For enterprising ballet students, the beginning of the new year is a particularly exciting and nerve-wracking time. January is the start of audition season and serious ballet students set their sights on getting accepted into a prestigious summer dance program.
Summer intensives provide the opportunity for students to improve significantly in a short period of time; they are also a great place to meet new friends, work with different teachers and get a taste of what it’s like to dance for several hours every day.
Most summer programs require an audition (video auditons may be accepted, though schools typically prefer to see dancers in person) and schools can be very selective in whom they accept, so there are a few important points to remember when attending an audition:

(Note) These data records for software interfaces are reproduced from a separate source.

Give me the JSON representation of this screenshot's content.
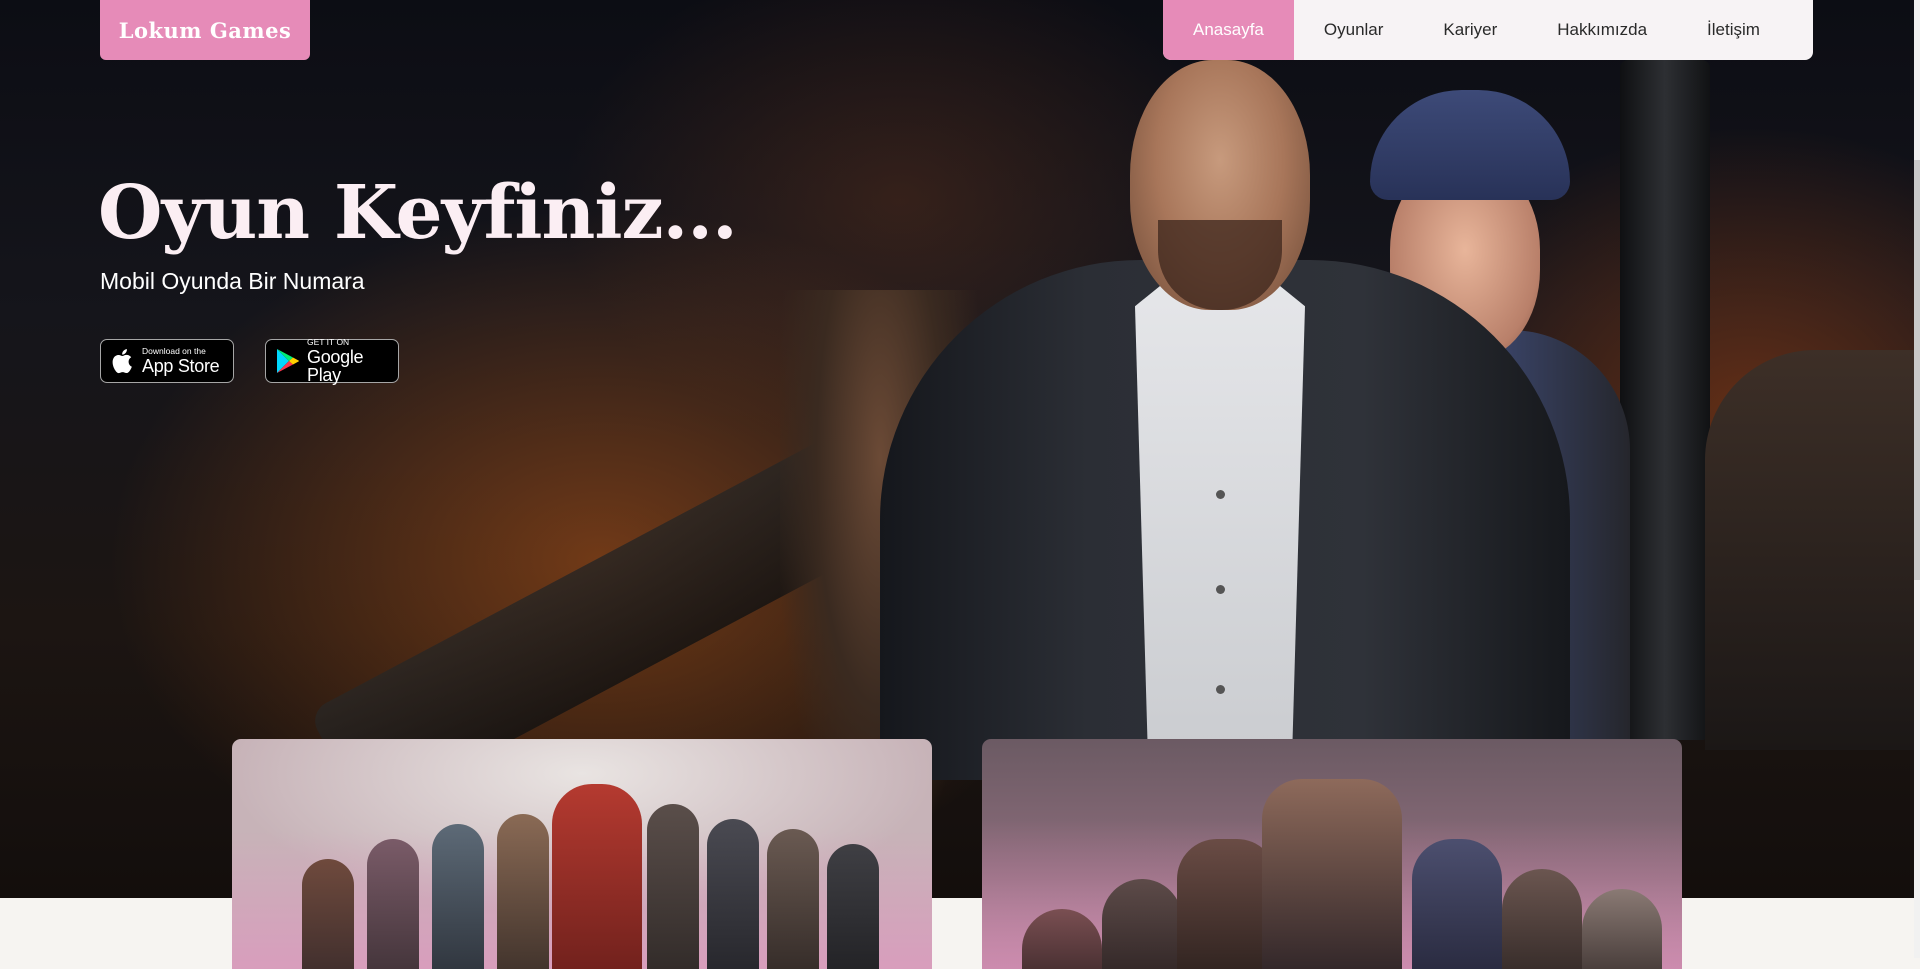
{
  "brand": {
    "logo_text": "Lokum Games"
  },
  "nav": {
    "items": [
      {
        "label": "Anasayfa",
        "active": true
      },
      {
        "label": "Oyunlar",
        "active": false
      },
      {
        "label": "Kariyer",
        "active": false
      },
      {
        "label": "Hakkımızda",
        "active": false
      },
      {
        "label": "İletişim",
        "active": false
      }
    ]
  },
  "hero": {
    "title": "Oyun Keyfiniz...",
    "subtitle": "Mobil Oyunda Bir Numara"
  },
  "store_badges": {
    "app_store": {
      "small": "Download on the",
      "big": "App Store",
      "icon": "apple-icon"
    },
    "google_play": {
      "small": "GET IT ON",
      "big": "Google Play",
      "icon": "google-play-icon"
    }
  },
  "colors": {
    "accent": "#e68bb8",
    "nav_background": "#f7f3f5",
    "page_background": "#f6f4f1"
  }
}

- Arrive at least 30 minutes prior to the start of the audition in order to register and warm-up.
- Dress your best!
- Keep focused during the audition and concentrate on learning the exercises quickly. Schools look for students who are eager to learn and pay attention to detail.

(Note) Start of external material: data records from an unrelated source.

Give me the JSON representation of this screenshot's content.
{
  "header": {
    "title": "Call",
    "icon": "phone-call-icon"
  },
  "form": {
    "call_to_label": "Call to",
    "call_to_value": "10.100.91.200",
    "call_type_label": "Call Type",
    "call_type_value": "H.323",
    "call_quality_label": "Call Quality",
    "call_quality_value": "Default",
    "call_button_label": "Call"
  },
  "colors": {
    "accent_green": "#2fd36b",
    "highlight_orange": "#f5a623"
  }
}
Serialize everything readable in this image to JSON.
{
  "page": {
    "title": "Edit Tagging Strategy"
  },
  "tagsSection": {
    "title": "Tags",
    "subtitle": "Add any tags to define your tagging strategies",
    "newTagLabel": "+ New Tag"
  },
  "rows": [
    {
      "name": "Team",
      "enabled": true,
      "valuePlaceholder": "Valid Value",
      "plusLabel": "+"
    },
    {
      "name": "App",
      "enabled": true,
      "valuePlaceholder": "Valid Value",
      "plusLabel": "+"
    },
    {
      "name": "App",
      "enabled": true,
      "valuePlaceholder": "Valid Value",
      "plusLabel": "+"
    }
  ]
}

- Smile! If you enjoy yourself it will be noticed. Auditioners want to fill their programs with dancers who love what they do and bring positive energy into the studio.
- Most schools ask dancers to bring a current photo with them. Have a teacher, parent or friend assist you in the studio with a photo shoot; many schools ask for a shot of the dancer in first arabesque or tendu à la seconde.
Most auditions do not set a specific dress code, but it is expected that ladies will wear pink tights, pink ballet slippers and a leotard and gentlemen will dress in a white shirt and black tights with black or white shoes. Most auditions include some pointe work, as well.
Wear a leotard that you feel is flattering and shows off your line; colored leotards are fine, but avoid patterns, neon hues and unitards. Ballet skirts are not a good choice in school auditions as auditioners are looking to see your lines clearly, and wearing “junk” (plastic shorts, sweat pants, etc.) is a definite no.
Arrive at least 30 minutes prior to the start of the audition in order to register and warm-up.
Finally, try not to be distracted by the other dancers in the room or compare your technique to those around you. Instead, spend your energy on listening and learning quickly. Auditioners are looking for students who are teachable and want to learn!
Frequently the dancer who shows real interest and seems hungry to learn will get a spot over a dancer with beautiful extension and feet who cannot pick up details in an audition. Natural talent and facility will only get you so far; dancers who work hard and apply themselves with good energy make the best students!
Remember that auditions are a great learning experience and that you can gain something valuable from them no matter what the outcome is. Have fun and enjoy the dancing!